It’s not the best start of the year for the financial markets. All of the major U.S. stock indexes dropped for the fourth straight day, losing about 5% of value since the start of the year.
It was not unexpected. Twice this week, Beijing halted trading on the Chinese stock market after steep sell-offs. Just 29 minutes after opening Thursday, China’s market plunged seven percent. Europe and the United States braced themselves for the aftershocks.
The government has been trying to address China’s trend of dramatically slower growth with policy tweaks – this week, by devaluing the yuan in a controlled manner. But the psychological calculations that drive traders to dump stock are not always predictable.
Some economists say not to worry: this is to be expected and it is nowhere as bad as China’s sell off last summer. But the fact remains that when China sneezes, the rest of the world catches a cold.

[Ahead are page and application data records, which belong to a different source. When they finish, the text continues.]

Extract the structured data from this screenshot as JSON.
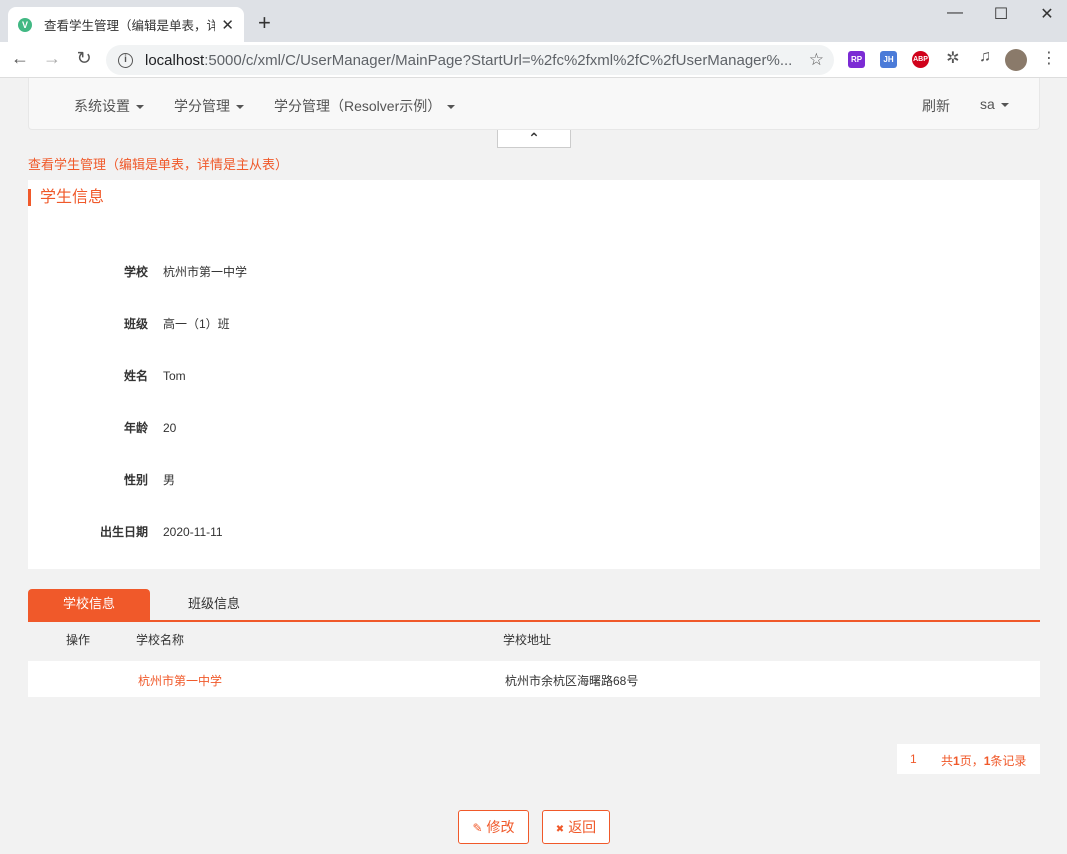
{
  "browser": {
    "tab_title": "查看学生管理（编辑是单表，详情是主从表）",
    "tab_favicon": "V",
    "new_tab": "+",
    "close": "✕",
    "minimize": "—",
    "maximize": "☐",
    "url_host": "localhost",
    "url_rest": ":5000/c/xml/C/UserManager/MainPage?StartUrl=%2fc%2fxml%2fC%2fUserManager%...",
    "extensions": [
      "RP",
      "JH",
      "ABP"
    ]
  },
  "nav": {
    "items": [
      "系统设置",
      "学分管理",
      "学分管理（Resolver示例）"
    ],
    "refresh": "刷新",
    "user": "sa",
    "collapse_icon": "⌃"
  },
  "page_title": "查看学生管理（编辑是单表，详情是主从表）",
  "card": {
    "title": "学生信息",
    "fields": [
      {
        "label": "学校",
        "value": "杭州市第一中学"
      },
      {
        "label": "班级",
        "value": "高一（1）班"
      },
      {
        "label": "姓名",
        "value": "Tom"
      },
      {
        "label": "年龄",
        "value": "20"
      },
      {
        "label": "性别",
        "value": "男"
      },
      {
        "label": "出生日期",
        "value": "2020-11-11"
      }
    ]
  },
  "tabs": [
    {
      "label": "学校信息",
      "active": true
    },
    {
      "label": "班级信息",
      "active": false
    }
  ],
  "table": {
    "headers": [
      "操作",
      "学校名称",
      "学校地址"
    ],
    "rows": [
      {
        "name": "杭州市第一中学",
        "address": "杭州市余杭区海曙路68号"
      }
    ]
  },
  "pager": {
    "page": "1",
    "summary_prefix": "共",
    "pages": "1",
    "summary_mid": "页，",
    "records": "1",
    "summary_suffix": "条记录"
  },
  "buttons": {
    "edit_icon": "✎",
    "edit": "修改",
    "back_icon": "✖",
    "back": "返回"
  },
  "colors": {
    "accent": "#f0592a"
  }
}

For global markets, 2016 has gotten off to a rocky start.
World Events Include US and China Stock Market Instability
The Editors – Deseret News
It is tempting for Americans dealing with their own set of economic and social challenges to focus solely on problems at home rather than become exercised over what’s happening overseas… If China’s economy were to collapse, or if full-scale war were to break out between the Saudis and the Iranians, the economic consequences in the United States would be devastating.

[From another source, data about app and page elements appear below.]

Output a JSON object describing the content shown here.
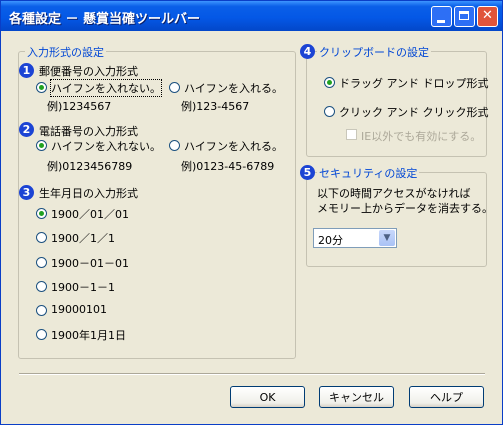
{
  "window": {
    "title": "各種設定 － 懸賞当確ツールバー",
    "controls": {
      "minimize": "minimize-icon",
      "maximize": "maximize-icon",
      "close": "close-icon"
    }
  },
  "input_format": {
    "legend": "入力形式の設定",
    "postal": {
      "number": "1",
      "title": "郵便番号の入力形式",
      "options": [
        "ハイフンを入れない。",
        "ハイフンを入れる。"
      ],
      "examples": [
        "例)1234567",
        "例)123-4567"
      ],
      "selected": 0
    },
    "phone": {
      "number": "2",
      "title": "電話番号の入力形式",
      "options": [
        "ハイフンを入れない。",
        "ハイフンを入れる。"
      ],
      "examples": [
        "例)0123456789",
        "例)0123-45-6789"
      ],
      "selected": 0
    },
    "birthday": {
      "number": "3",
      "title": "生年月日の入力形式",
      "options": [
        "1900／01／01",
        "1900／1／1",
        "1900－01－01",
        "1900－1－1",
        "19000101",
        "1900年1月1日"
      ],
      "selected": 0
    }
  },
  "clipboard": {
    "number": "4",
    "legend": "クリップボードの設定",
    "options": [
      "ドラッグ アンド ドロップ形式",
      "クリック アンド クリック形式"
    ],
    "selected": 0,
    "ie_only": {
      "label": "IE以外でも有効にする。",
      "checked": false,
      "enabled": false
    }
  },
  "security": {
    "number": "5",
    "legend": "セキュリティの設定",
    "description_line1": "以下の時間アクセスがなければ",
    "description_line2": "メモリー上からデータを消去する。",
    "timeout": "20分"
  },
  "buttons": {
    "ok": "OK",
    "cancel": "キャンセル",
    "help": "ヘルプ"
  },
  "colors": {
    "titlebar": "#0458e6",
    "legend_text": "#0046d5",
    "badge": "#1c44d4",
    "selected_dot": "#21a121"
  }
}
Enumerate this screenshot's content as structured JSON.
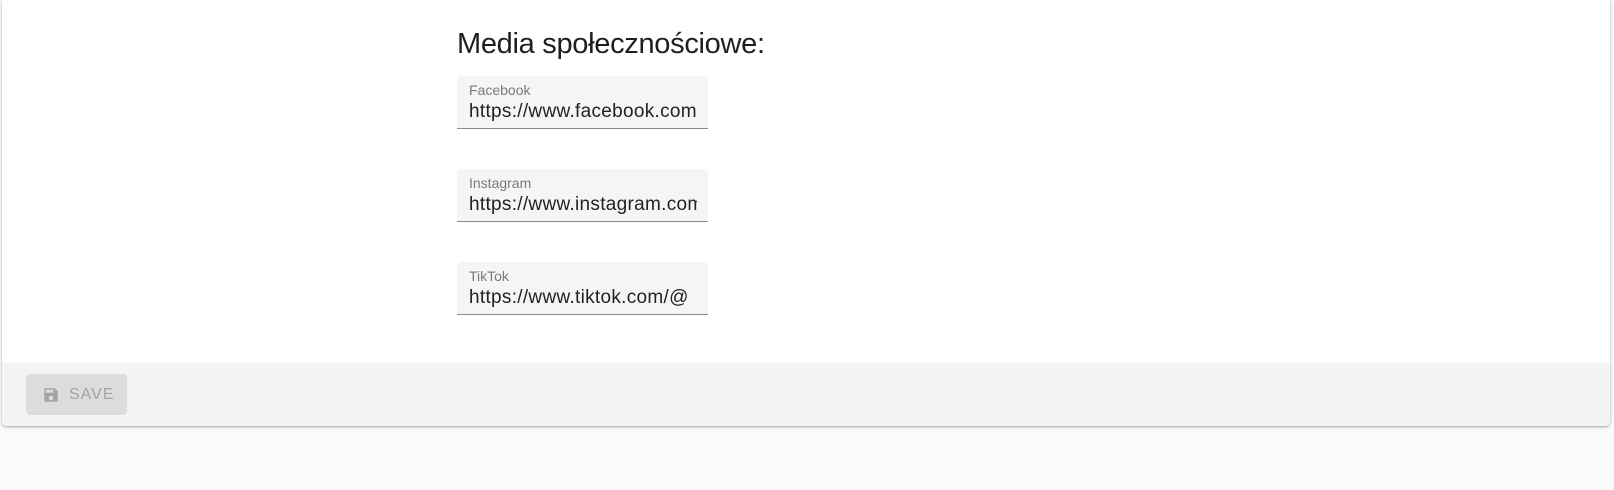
{
  "section": {
    "title": "Media społecznościowe:"
  },
  "fields": {
    "facebook": {
      "label": "Facebook",
      "value": "https://www.facebook.com/"
    },
    "instagram": {
      "label": "Instagram",
      "value": "https://www.instagram.com/"
    },
    "tiktok": {
      "label": "TikTok",
      "value": "https://www.tiktok.com/@"
    }
  },
  "actions": {
    "save_label": "SAVE",
    "save_icon": "floppy-disk-icon",
    "save_disabled": true
  },
  "colors": {
    "page_background": "#fafafa",
    "card_background": "#ffffff",
    "field_background": "#f5f5f5",
    "actions_bar_background": "#f4f4f4",
    "disabled_button_background": "#dcdcdc",
    "disabled_button_text": "#a3a3a3"
  }
}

Unfortunately, during this presidential election season, too many on the national stage are looking for ways to isolate the United States and turn a blind eye to the needs of those seeking refuge. Such short-sightedness isn’t just bad policy; it’s a denial of reality.
Our leaders, and our potential leaders, need to recognize that we are all global citizens as well as Americans. The world has become far too small for a nation like ours to bury its head in the sand.
China’s Rigged Markets Could Fall Much Further, Much Faster
Craig Stephen – MarketWatch
The question being posed anew is whether 2016 will be the year Beijing finally throws in the towel on its attempts to coerce multiple asset markets upwards, while its economy continues to sink in a sea of debt….
Another reason to be alert for a shift in government policy is the recent comment by President Xi Jinping. He was quoted in the mainland press saying that China will face increasing challenges over the next five years for which strong stimulus to boost development is no longer the solution….
Analysts warn this will come with a large bill to clean up bad debts and provide support for laid-off workers. Given these shifting priorities, it is hardly a stretch to conclude that it would be politically difficult for Beijing to keep extending unlimited funds to bail out equity investors.
Be Smart. Don’t Try to Time the Market.
Barry Riholtz – Bloomberg View
That all of this action should occur today, Jan. 7, is a wondrous coincidence.
As students of market-timing history all know, on this day in 1981, one of the world’s most heralded market timers made one of the world’s most egregious market calls.Today is the 35th anniversary of Joseph Granville’s “sell everything” missive to clients….
The result of his historic sell recommendation was a 2.4 percent decline in the Dow Jones Industrial Average on what was, at the time, record volume.The bottom line is this: The relentless rising trend for markets has been broken, and whether it is going to recover anytime soon is unknowable. Your best bet is to have a plan, stick to it and keep your own counsel.